CrowdFlik enables users to quickly edit and share two-minute videos from footage they and others shot at the same event.
iPhone users, meet CrowdFlik, a new application for creating crowd-sourced, event-driven videos.
Put another way, it's a seriously super-fast way to edit video footage (that might otherwise sit around unwatched, taking up space on a phone) into a two-minute, highly shareable video.
Also, CrowdFlik users can access other people's, possibly better, footage.
It works like this: You download the free CrowdFlik app from iTunes. You create a user profile. Then, some Saturday, you're at an afternoon concert, or a wedding, or a Little League game and you decide to shoot video. Instead of launching your camera, you click the CrowdFlik app. If it's a big event, you'll see it listed as something happening near where you are. If you don't see it listed (or have the GPS turned off), you can search for it or create a new event for others to join.
Then, you hit the record button, which looks a lot like the record button on the iPhone's camera.
The footage is saved to your phone, as well as to CrowdFlik's cloud (which is hosted by Amazon). Later, you can pull up the event, and CrowdFlik will show your footage, along with the footage of everyone else who checked in with CrowdFlik, displayed in synchronized, 10-second, thumbnail-sized portions. The 10-second clips run in timed order from left to right across your phone's screen; all the users run from top to bottom. The more users, the bigger the grid.

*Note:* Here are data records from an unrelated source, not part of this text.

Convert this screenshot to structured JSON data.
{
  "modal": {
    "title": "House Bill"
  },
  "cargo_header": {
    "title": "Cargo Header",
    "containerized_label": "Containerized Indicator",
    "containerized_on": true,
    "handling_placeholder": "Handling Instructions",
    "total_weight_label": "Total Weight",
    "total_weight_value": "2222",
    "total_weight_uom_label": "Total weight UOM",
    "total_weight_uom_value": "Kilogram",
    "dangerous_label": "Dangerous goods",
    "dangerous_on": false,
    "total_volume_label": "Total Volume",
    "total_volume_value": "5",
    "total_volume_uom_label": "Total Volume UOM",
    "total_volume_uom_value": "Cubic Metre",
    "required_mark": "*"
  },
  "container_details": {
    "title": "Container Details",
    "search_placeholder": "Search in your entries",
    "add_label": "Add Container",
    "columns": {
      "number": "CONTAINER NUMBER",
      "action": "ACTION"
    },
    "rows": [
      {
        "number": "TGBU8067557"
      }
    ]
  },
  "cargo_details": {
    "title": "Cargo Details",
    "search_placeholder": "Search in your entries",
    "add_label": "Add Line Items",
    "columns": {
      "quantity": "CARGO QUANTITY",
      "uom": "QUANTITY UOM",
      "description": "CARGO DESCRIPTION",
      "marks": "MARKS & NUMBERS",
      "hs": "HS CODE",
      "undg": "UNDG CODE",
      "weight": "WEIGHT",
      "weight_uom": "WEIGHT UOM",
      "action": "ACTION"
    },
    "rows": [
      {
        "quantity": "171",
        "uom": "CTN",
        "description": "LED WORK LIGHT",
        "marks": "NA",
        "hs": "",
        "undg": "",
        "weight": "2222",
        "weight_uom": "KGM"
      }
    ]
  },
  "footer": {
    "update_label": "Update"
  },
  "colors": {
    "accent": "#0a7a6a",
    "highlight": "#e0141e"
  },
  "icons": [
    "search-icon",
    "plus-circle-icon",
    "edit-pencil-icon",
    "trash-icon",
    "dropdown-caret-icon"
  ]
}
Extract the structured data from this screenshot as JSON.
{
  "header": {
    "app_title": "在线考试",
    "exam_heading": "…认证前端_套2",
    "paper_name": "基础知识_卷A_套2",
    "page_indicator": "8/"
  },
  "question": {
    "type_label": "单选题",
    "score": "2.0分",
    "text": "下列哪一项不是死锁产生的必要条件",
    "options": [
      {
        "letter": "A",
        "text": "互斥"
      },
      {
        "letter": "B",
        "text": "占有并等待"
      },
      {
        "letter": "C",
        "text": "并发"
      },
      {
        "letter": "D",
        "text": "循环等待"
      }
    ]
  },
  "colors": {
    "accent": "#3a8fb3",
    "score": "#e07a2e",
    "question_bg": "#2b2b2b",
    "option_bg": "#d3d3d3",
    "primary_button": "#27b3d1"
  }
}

The more often a particular user's footage is chosen, the higher up the grid that footage rises.
You can tap each 10-second portion to watch in its entirety, or hold a finger on it for a quick glimpse.
To make a video, tap, tap, tap your way from left to right. Maybe for the first 10 seconds you choose video you shot, but for the next five or 11 boxes (for now the Fliks are limited to two minutes), you choose clips from various strangers, who were seated in different areas around the stage, or the game, or who caught footage that you completely missed.
Tap, tap, tap, and you have two-minute video that you can email around via a link, or share on Facebook or other sites. While you can't download the video, you can post it to a blog or Web site.
Users can also drag and drop and reorder the 10-second clips however they'd like.
"People will watch vertically, for kicks—say, the same guitar intro five times, from five perspectives," said CrowdFlik CEO Chris Hamer. "This is the gamification of video."
Maybe, if it's a wedding you were at, you make one video that's appropriate for close friends, but edit together another for the bride's parents.
"Do you know how many weddings take place in the U.S. every year?" asked Hamer, driving home the potential of the application. "1.29 million, with an average of 179 people per wedding."
He continued, "In 2010, 500 million people attended high school sporting events. Of those events, no two videos are synchronized. Now they can be."
CrowdFlik's technology synchronizes footage down to 1/1,000th of a second using the U.S. Naval Atomic Clock.
While it has obvious consumer appeal, CrowdFlik, also has tremendous marketing potential for businesses of every size.
"If you're a company that wants to reach high-school football fans ... you can see the power of how a non-sponsored event becomes a sponsored event," said Hamer. "Venues, concert promoters, sponsors—they can all benefit from the power of what people are already collecting."
Additionally, the name of the event that a person checks in to—The Best Bakery 5K—is the name people will see when the video link is emailed.
At launch, users will be able to check in to CrowdFlik using Facebook authentication. Twitter authentication will soon follow, and so will an app for Android (which is in development) and after that apps for the iPad. As with Instagram and other apps, users can also follow each other.
"Right now, you go somewhere, you shoot video, and the fun is over when the event ends," said Hamer. "With CrowdFlik, it's when the event ends that things really begin."
Follow Michelle Maisto on Twitter.